Recently I had the opportunities to talk to several people who had profited tremendously from the current financial crisis. They recognized that there was a huge housing bubble, and the loose lending practices would get us into deep trouble. I guess you could call them "Dr. Dooms" — in the past year, they have been preparing for the worst, shorting financial stocks, buying gold, and warning people about a severe recession. Interesting enough, many of them believe that the worst hasn’t come yet and we’ll be entering a depression.
You could argue that some of them got lucky. However, all of the people I talked to share a few things in common and we could all learn from them:
- they’re all very frugal although they have made handsome profits.
- they all have a strong background in economics and finance. Most of them studied economics in college, and have keen interests in the market and economics.
- they’re critical thinkers. They don’t trust what they heard from the mainstream media. They form their own opinions.
- they’re very critical of the bailout package and how the US Treasury has been spending the bailout money.
- they’re big fans of Fooled by Randomness: The Hidden Role of Chance in Life and in the Markets and The Black Swan: The Impact of the Highly Improbable.
- they’re well-read, and well informed. When I probed further and asked them what they read to keep up with the rapidly changing economy and market, I found something quite interesting. They all seems to read the same finance blogs! They told me that blogs have been their best source of information and analysis. Here are a list of blogs they’re reading:
- Do you read any of these blogs? If not, check them out.
- Do you know any other finance/business blogs that you would like to recommend? Leave a comment.
- Do you want to better understand current financial crisis and learn the lessons from Great Depression?
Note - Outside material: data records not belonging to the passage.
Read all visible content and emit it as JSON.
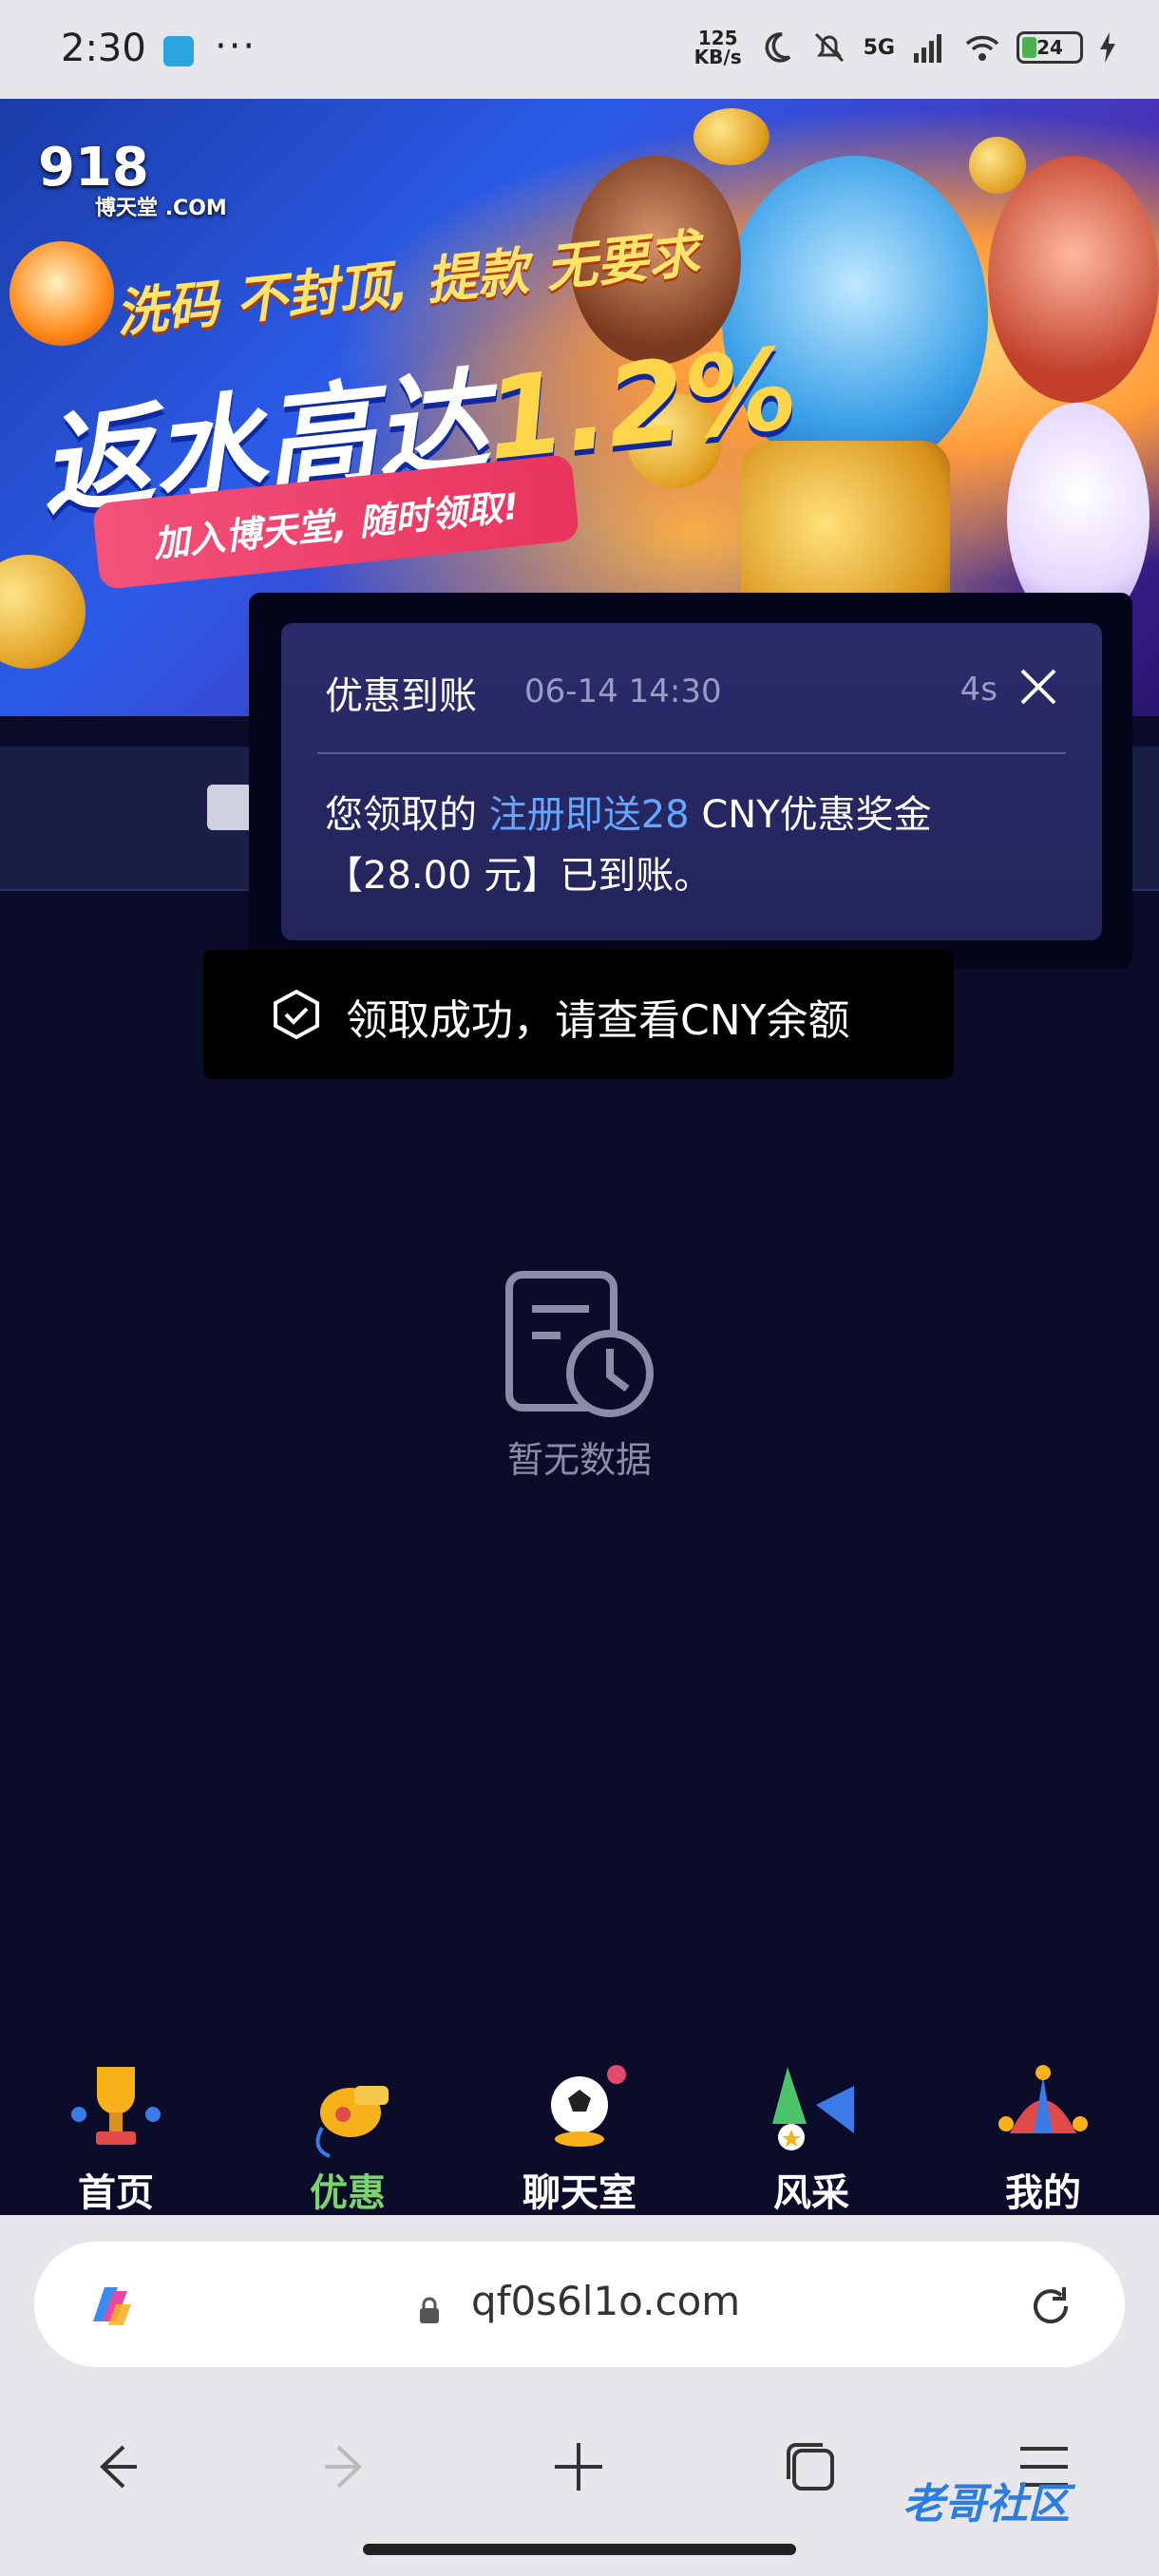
{
  "status_bar": {
    "time": "2:30",
    "more": "···",
    "speed_value": "125",
    "speed_unit": "KB/s",
    "network": "5G",
    "battery": "24"
  },
  "banner": {
    "logo": "918",
    "logo_sub": "博天堂",
    "logo_com": ".COM",
    "line1": "洗码 不封顶, 提款 无要求",
    "line2_prefix": "返水高达",
    "line2_rate": "1.2%",
    "pill": "加入博天堂, 随时领取!"
  },
  "notice": {
    "title": "优惠到账",
    "time": "06-14 14:30",
    "countdown": "4s",
    "body_prefix": "您领取的 ",
    "body_link": "注册即送28",
    "body_suffix": " CNY优惠奖金【28.00 元】已到账。"
  },
  "toast": {
    "text": "领取成功，请查看CNY余额"
  },
  "empty_state": {
    "text": "暂无数据"
  },
  "bottom_nav": {
    "items": [
      {
        "label": "首页"
      },
      {
        "label": "优惠"
      },
      {
        "label": "聊天室"
      },
      {
        "label": "风采"
      },
      {
        "label": "我的"
      }
    ],
    "active": "优惠"
  },
  "browser": {
    "url": "qf0s6l1o.com"
  },
  "watermark": "老哥社区",
  "colors": {
    "background": "#0b0c2a",
    "active_tab": "#7bd46b",
    "link": "#66a6ff"
  }
}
Check out Panic: The Story of Modern Financial Insanity, Edited by Michael Lewis and The Return of Depression Economics and the Crisis of 2008 by Paul Krugman, the 2008 winner of Nobel prize in Economics.